“We’re in the bar now,” he said.” Join us and I’ll introduce you to my new girl.”
I’d dated Barrett for several years and was no stranger to his antics. While I have a sense of humor that doesn’t always make you laugh, Barrett is witty, oddly eccentric, and either has people doubling over in laughter or wanting to punch him.
I wasn’t sure into which category I fell at the moment.
A bellman opened the door to the Whaling Bar – aptly named after the large mural over the bar depicting a whale hunt. Since the 1950s, the bar had been a sanctuary for writers and artists like Gregory Peck and Greta Garbo, to name a few.
It was only 8 pm, but the place was already packed. My eyes scanned over the mahogany-wood-paneled booths, long bar, and past the uniformed staff buzzing from table to table. There stood Barrett, impeccably outfitted in his black tuxedo. He popped in complete contrast to the casualness of the other guests in the bar.

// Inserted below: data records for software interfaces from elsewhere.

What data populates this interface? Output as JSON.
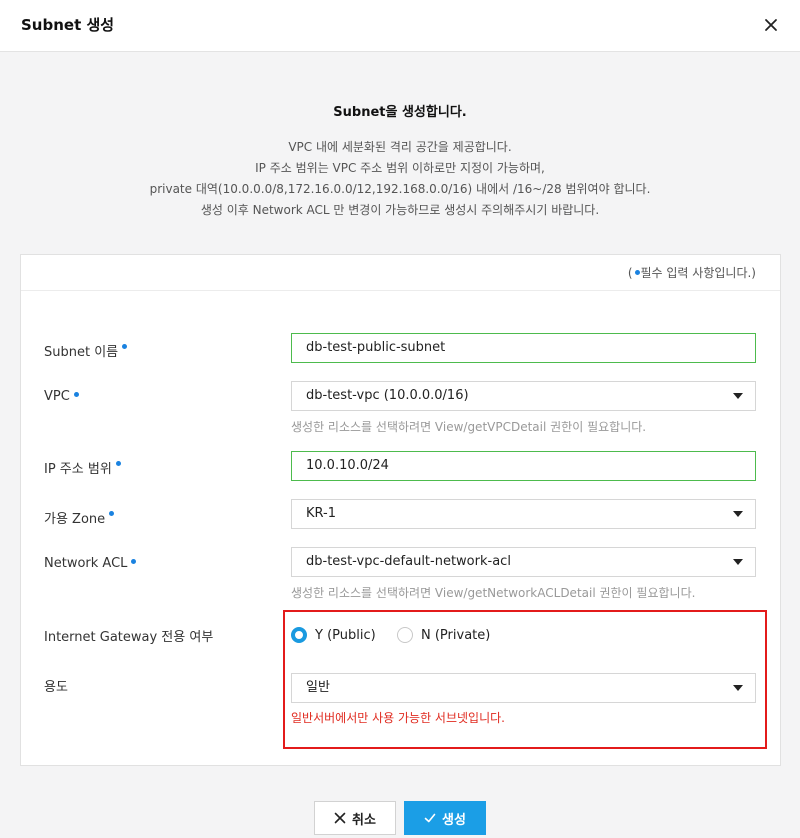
{
  "dialog": {
    "title": "Subnet 생성"
  },
  "intro": {
    "heading": "Subnet을 생성합니다.",
    "lines": [
      "VPC 내에 세분화된 격리 공간을 제공합니다.",
      "IP 주소 범위는 VPC 주소 범위 이하로만 지정이 가능하며,",
      "private 대역(10.0.0.0/8,172.16.0.0/12,192.168.0.0/16) 내에서 /16~/28 범위여야 합니다.",
      "생성 이후 Network ACL 만 변경이 가능하므로 생성시 주의해주시기 바랍니다."
    ]
  },
  "required_note": {
    "open": "(",
    "text": "필수 입력 사항입니다.)"
  },
  "form": {
    "subnet_name": {
      "label": "Subnet 이름",
      "value": "db-test-public-subnet"
    },
    "vpc": {
      "label": "VPC",
      "value": "db-test-vpc (10.0.0.0/16)",
      "hint": "생성한 리소스를 선택하려면 View/getVPCDetail 권한이 필요합니다."
    },
    "ip_range": {
      "label": "IP 주소 범위",
      "value": "10.0.10.0/24"
    },
    "zone": {
      "label": "가용 Zone",
      "value": "KR-1"
    },
    "network_acl": {
      "label": "Network ACL",
      "value": "db-test-vpc-default-network-acl",
      "hint": "생성한 리소스를 선택하려면 View/getNetworkACLDetail 권한이 필요합니다."
    },
    "internet_gateway": {
      "label": "Internet Gateway 전용 여부",
      "option_yes": "Y (Public)",
      "option_no": "N (Private)",
      "selected": "Y (Public)"
    },
    "usage": {
      "label": "용도",
      "value": "일반",
      "warning": "일반서버에서만 사용 가능한 서브넷입니다."
    }
  },
  "buttons": {
    "cancel": "취소",
    "create": "생성"
  },
  "colors": {
    "accent": "#1b9ee6",
    "valid_border": "#4dbb4d",
    "warning": "#e02b20",
    "highlight_box": "#e31b1b"
  }
}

Barrett motioned for me to join him and the “other” woman.
I gave him a bemused half-smile.
“Why am I not surprised?”
Yes, he was in fact with a woman. They sat at linen-covered table arranged with a long-stemmed rose. She was dressed in a deep crimson colored evening gown and wore jewels worth a king’s ransom.
Together, they flickered like bright lights, in complete contrast to the casualness of the other guests in the bar.

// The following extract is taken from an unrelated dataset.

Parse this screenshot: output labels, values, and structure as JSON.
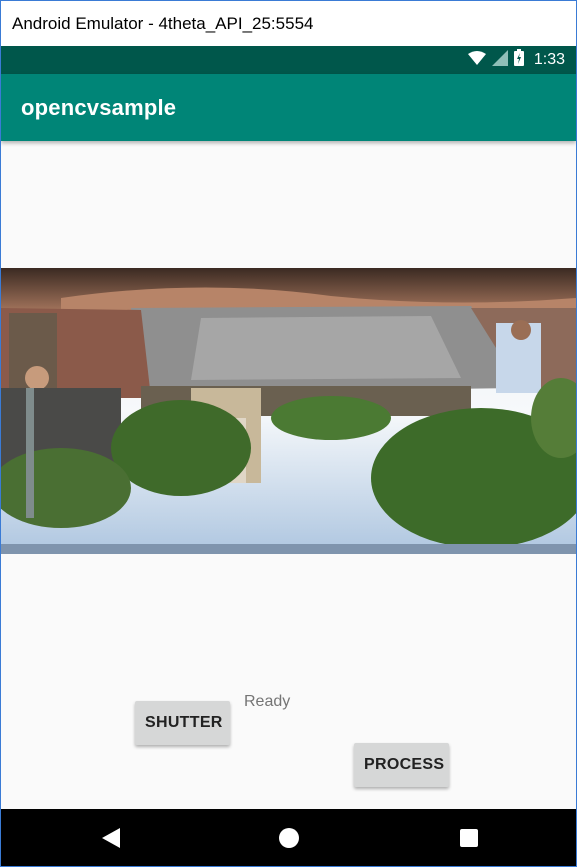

She also looked close to 90.
Barrett put his hand gently on her back as she rose to greet me.
“I’d like you to meet Ms. Jacobson,” Barrett proudly announced. “She’s from South Africa and lives in the hotel.”

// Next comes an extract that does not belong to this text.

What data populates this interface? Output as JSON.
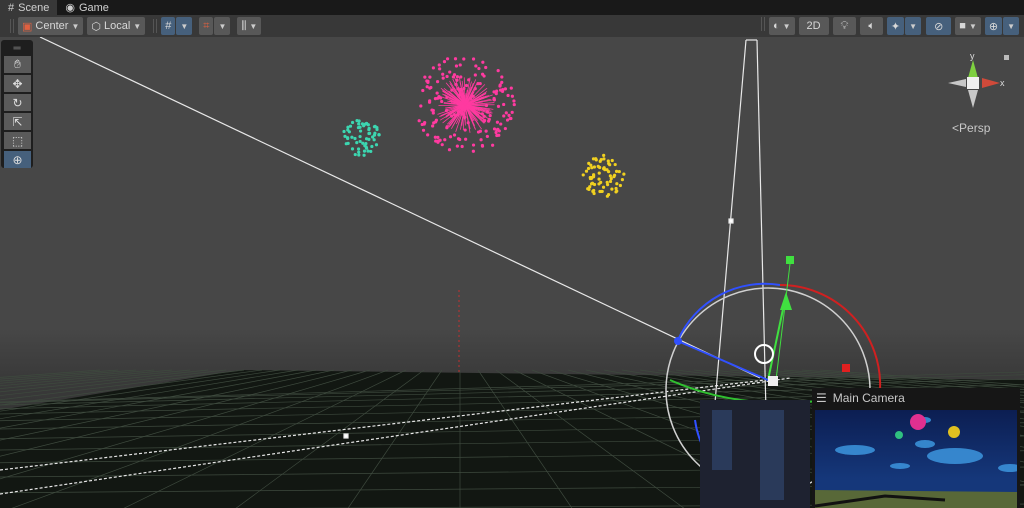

I smiled. “Very nice to meet you. I hope he was not too much of a bother.”
“Oh no,” she beamed, in her rich South African accent. “He’s a fine young man and I’ve had a ball. He came in earlier this evening and found me having my afternoon cocktail. I kept staring at him because he looks so much like my recently deceased husband – when we were young of course.”
“He was one handsome man that Karl,” Barrett said.
“He was in fact!” she agreed before turning back to him. “Now you hush, I’m speaking with this lovely girl who is obviously too good for you.”
I smiled as she continued.
“We started talking and I told him about the resemblance and how much Karl and I used to love getting dressed up for dinner – even if no one else was. Before I knew it, this darling canceled his plans and asked me out for dinner – on the strict condition that we both put on our finest.”
She touched the shoulders of her evening gown. “You should have seen the look on Rey’s face when we walked through that door!”
“Rey is the bartender,” Barrett explained.
“Well, you look amazing,” I gushed. “How did you end up in the States?”
“Oh honey, after my husband died my son begged me to move Stateside. Wanted to put me into one of those retirement homes.”
Ms. Jacobson shook her head.
“I told him the only way I would move was if I could live at the La Valencia. And the only reason I said that was because I thought it would be next to impossible for them to take someone my age. But the hotel conceded. My son can be quite persuasive.”
“No, no,” Barrett interjected. “Tell her the truth!” He turned to me and continued. “After her second cocktail she confessed that she was simply tired of dancing and writing erotic poetry for South African periodicals.”
Ms. Jacobson laughed so hard I was afraid it might be her last night at the hotel. “Yes, it was all the hip gyrations that were killing me!”
Another hour later, I sat at the table while Barrett walked Ms. Jacobson to her room. I scanned the crowd, carefully considering those sitting by themselves – many of whom probably came to escape lonely, empty homes. The room buzzed with warmth as I slipped onto the stool next to an older gentlemen wearing an English flat cap.
“Is this seat taken?” I asked.
Because no matter how dark it might get, there are always flickers of light – if we just stop at the bar to meet them.
If we’re blessed to be around when we’re 90 and have the chance to meet for drinks at the La Valencia, I’ll wear a crimson colored evening gown. I won’t see your old man’s forehead gathered in wrinkles or mind that you’re so senile that you can’t remember my name. You’ll always be that gorgeous, tall and lean, impeccably outfitted young man at the bar – the man that stole the heart of two women that day.